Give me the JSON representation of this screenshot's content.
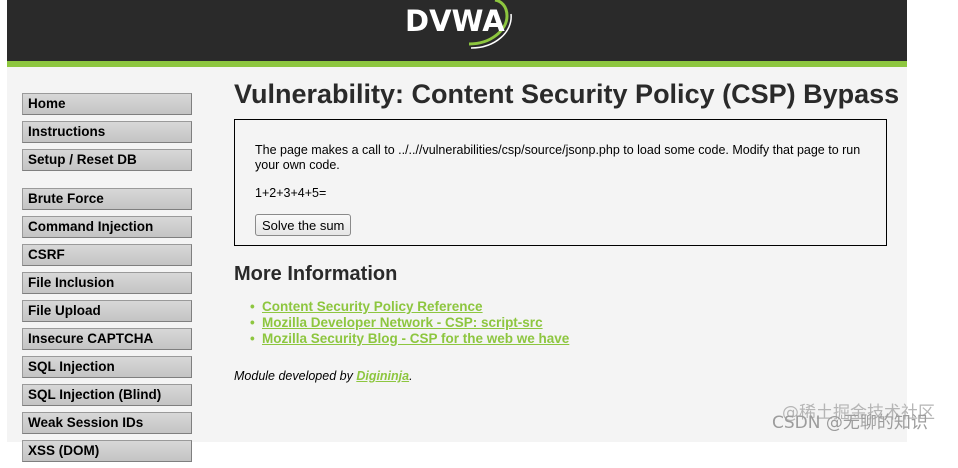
{
  "header": {
    "logo_text": "DVWA",
    "accent_color": "#8dc63f",
    "bar_color": "#2a2a2a"
  },
  "sidebar": {
    "top_items": [
      {
        "label": "Home"
      },
      {
        "label": "Instructions"
      },
      {
        "label": "Setup / Reset DB"
      }
    ],
    "vuln_items": [
      {
        "label": "Brute Force"
      },
      {
        "label": "Command Injection"
      },
      {
        "label": "CSRF"
      },
      {
        "label": "File Inclusion"
      },
      {
        "label": "File Upload"
      },
      {
        "label": "Insecure CAPTCHA"
      },
      {
        "label": "SQL Injection"
      },
      {
        "label": "SQL Injection (Blind)"
      },
      {
        "label": "Weak Session IDs"
      },
      {
        "label": "XSS (DOM)"
      }
    ]
  },
  "main": {
    "title": "Vulnerability: Content Security Policy (CSP) Bypass",
    "description": "The page makes a call to ../..//vulnerabilities/csp/source/jsonp.php to load some code. Modify that page to run your own code.",
    "sum_text": "1+2+3+4+5=",
    "solve_button_label": "Solve the sum",
    "more_info_title": "More Information",
    "links": [
      {
        "label": "Content Security Policy Reference"
      },
      {
        "label": "Mozilla Developer Network - CSP: script-src"
      },
      {
        "label": "Mozilla Security Blog - CSP for the web we have"
      }
    ],
    "credit_prefix": "Module developed by ",
    "credit_author": "Digininja",
    "credit_suffix": "."
  },
  "watermark": {
    "line1": "@稀土掘金技术社区",
    "line2": "CSDN @无聊的知识"
  }
}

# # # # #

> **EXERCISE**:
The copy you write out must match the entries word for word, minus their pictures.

> **REPLY TO THE TASK**:
Give me the JSON representation of this screenshot's content.
{
  "header": {
    "logo_text": "DVWA",
    "accent_color": "#8dc63f",
    "bar_color": "#2a2a2a"
  },
  "sidebar": {
    "top_items": [
      {
        "label": "Home"
      },
      {
        "label": "Instructions"
      },
      {
        "label": "Setup / Reset DB"
      }
    ],
    "vuln_items": [
      {
        "label": "Brute Force"
      },
      {
        "label": "Command Injection"
      },
      {
        "label": "CSRF"
      },
      {
        "label": "File Inclusion"
      },
      {
        "label": "File Upload"
      },
      {
        "label": "Insecure CAPTCHA"
      },
      {
        "label": "SQL Injection"
      },
      {
        "label": "SQL Injection (Blind)"
      },
      {
        "label": "Weak Session IDs"
      },
      {
        "label": "XSS (DOM)"
      }
    ]
  },
  "main": {
    "title": "Vulnerability: Content Security Policy (CSP) Bypass",
    "description": "The page makes a call to ../..//vulnerabilities/csp/source/jsonp.php to load some code. Modify that page to run your own code.",
    "sum_text": "1+2+3+4+5=",
    "solve_button_label": "Solve the sum",
    "more_info_title": "More Information",
    "links": [
      {
        "label": "Content Security Policy Reference"
      },
      {
        "label": "Mozilla Developer Network - CSP: script-src"
      },
      {
        "label": "Mozilla Security Blog - CSP for the web we have"
      }
    ],
    "credit_prefix": "Module developed by ",
    "credit_author": "Digininja",
    "credit_suffix": "."
  },
  "watermark": {
    "line1": "@稀土掘金技术社区",
    "line2": "CSDN @无聊的知识"
  }
}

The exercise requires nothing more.